Several patients later we had another psychotic patient, but luckily not nearly as threatening as the earlier one. He was an elderly patient who presented a letter from the district office notifying anyone evaluating him to be aware that he was a longtime psych patient and to take this into account in discussing his complaints. Sure enough, he was off his medications and had been doing tremendously better before when he was on his medications. A new prescription for olanzapine and he was on his way and happy.

At the same time, the epilepsy team was seeing another patient who had been treated for some time and seen by us last visit at which time they had been doing well with no seizures. They were on carbamazepine and were referred back to consider withdrawing medications. They decided to hook them up to the EEG machine and low and behold, they had very frequent generalized discharges meaning that they would likely have seizures off medication, but more importantly, that the carbamazepine was not the right medication for them as it could exacerbate other seizure types. The patient’s medication was promptly converted over to levetiracetam, a much more appropriate medication for this type of epilepsy. Another example of how the EEG machine will clearly change the management of epilepsy here and change patient’s lives going forward.

We had finished all of our neurology patients for the day and I was sitting by the lab checking emails when Danielle came out of the ER ward (where we’re doing our EEGs) and called to me that she needed my help “right away.” Danielle does not overreact, so I promptly dropped everything and ran down the steps to find out that their patient in the EEG lab was having a non-epileptic event during her EEG and was thrashing about on the table requiring restraint. The problem was that she was HIV+ and was putting everyone at risk so we needed to sedate her post haste. I ran to the clinic to grab some injectable medication and ran back to find that she had luckily slowed down in the meantime and didn’t require the medication.
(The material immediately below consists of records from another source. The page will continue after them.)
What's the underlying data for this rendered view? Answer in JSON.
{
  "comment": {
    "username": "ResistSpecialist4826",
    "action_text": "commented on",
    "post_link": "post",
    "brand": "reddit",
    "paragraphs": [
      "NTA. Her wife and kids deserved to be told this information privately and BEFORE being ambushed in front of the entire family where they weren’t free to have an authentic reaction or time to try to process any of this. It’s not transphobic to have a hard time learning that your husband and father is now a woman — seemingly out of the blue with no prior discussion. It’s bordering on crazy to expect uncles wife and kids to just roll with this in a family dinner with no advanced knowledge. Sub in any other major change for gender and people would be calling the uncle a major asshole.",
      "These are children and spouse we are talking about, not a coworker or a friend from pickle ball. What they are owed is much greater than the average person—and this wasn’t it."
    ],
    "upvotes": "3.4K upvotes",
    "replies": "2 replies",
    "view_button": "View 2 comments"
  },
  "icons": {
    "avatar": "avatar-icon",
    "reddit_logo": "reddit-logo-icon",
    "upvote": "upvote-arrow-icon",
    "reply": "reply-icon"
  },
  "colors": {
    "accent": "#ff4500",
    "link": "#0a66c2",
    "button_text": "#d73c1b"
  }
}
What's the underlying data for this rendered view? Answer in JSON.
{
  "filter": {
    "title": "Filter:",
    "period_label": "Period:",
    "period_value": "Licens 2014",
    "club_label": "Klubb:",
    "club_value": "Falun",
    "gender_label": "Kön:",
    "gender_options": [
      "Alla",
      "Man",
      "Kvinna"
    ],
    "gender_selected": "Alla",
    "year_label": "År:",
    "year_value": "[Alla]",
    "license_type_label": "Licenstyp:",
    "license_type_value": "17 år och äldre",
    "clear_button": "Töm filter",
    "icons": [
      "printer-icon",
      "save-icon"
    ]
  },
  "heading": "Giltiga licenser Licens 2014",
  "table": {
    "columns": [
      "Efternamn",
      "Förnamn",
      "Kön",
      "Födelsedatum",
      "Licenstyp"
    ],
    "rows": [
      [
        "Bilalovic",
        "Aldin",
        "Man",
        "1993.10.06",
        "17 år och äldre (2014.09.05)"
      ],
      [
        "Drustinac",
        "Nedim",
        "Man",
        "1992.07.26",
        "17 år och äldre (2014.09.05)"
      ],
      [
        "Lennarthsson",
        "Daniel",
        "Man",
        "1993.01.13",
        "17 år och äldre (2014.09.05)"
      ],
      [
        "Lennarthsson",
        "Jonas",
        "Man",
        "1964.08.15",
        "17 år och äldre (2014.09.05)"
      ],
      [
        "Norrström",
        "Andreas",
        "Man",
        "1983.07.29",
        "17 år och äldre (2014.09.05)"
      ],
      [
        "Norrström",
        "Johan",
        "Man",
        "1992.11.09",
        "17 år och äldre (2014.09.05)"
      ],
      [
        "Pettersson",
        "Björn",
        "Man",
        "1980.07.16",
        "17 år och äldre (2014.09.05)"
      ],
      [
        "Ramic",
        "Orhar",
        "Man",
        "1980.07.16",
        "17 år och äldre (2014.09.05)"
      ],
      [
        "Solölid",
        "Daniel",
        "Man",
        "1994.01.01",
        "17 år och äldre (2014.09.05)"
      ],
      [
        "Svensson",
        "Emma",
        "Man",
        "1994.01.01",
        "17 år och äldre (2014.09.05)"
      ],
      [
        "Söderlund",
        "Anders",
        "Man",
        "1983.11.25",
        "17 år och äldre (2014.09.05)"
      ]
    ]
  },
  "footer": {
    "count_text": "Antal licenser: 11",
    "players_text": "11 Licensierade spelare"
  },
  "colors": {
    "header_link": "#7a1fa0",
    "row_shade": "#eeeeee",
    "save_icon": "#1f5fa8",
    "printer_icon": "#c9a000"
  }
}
Then the long process began of working with the patient to help with her non-epileptic events which is tremendously more complex than treating if she had epilepsy and requires predominantly therapy and some insight by the patient. Lindsay did a fantastic job of talking with the patient using translators, not the easiest considering the topics that were being discussed. She also had a very significant stage II foot ulcer that needed debridement so she was admitted for that and also to keep an eye on her given the new diagnosis of non-epileptic events. Despite the fact that the episode was clearly not a seizure clinically, she probably would not have had it if she weren’t hooked up to the EEG machine, so the technology once again served to greatly impact our care of the patient and will ultimately benefit her greatly. Most importantly, it will keep her off anticonvulsants that would have interfered with her HIV medications so likely saved her on that account as well.

We ended the day at Frank and Susan’s house for a wonderful get together of all the volunteers for the traditional going away as Danielle, Cara and Lindsay will be leaving tomorrow and we will be leaving in a week. Dr. Marcus and his wife, Susanna had also arrived recently and will be leaving in several weeks. Pizza, samosas, cheese and crackers and wine and beer. A feast here that was much appreciated. Pauline acknowledged everyone’s work with FAME hats and lovely Tanzania scrub shirts as gifts and most notably, Frank stayed up well beyond his normal bedtime of 8 to 8:30! It was a wonderful last day for the epilepsy and EEG team and a visit tremendously more successful than any of us had imagined.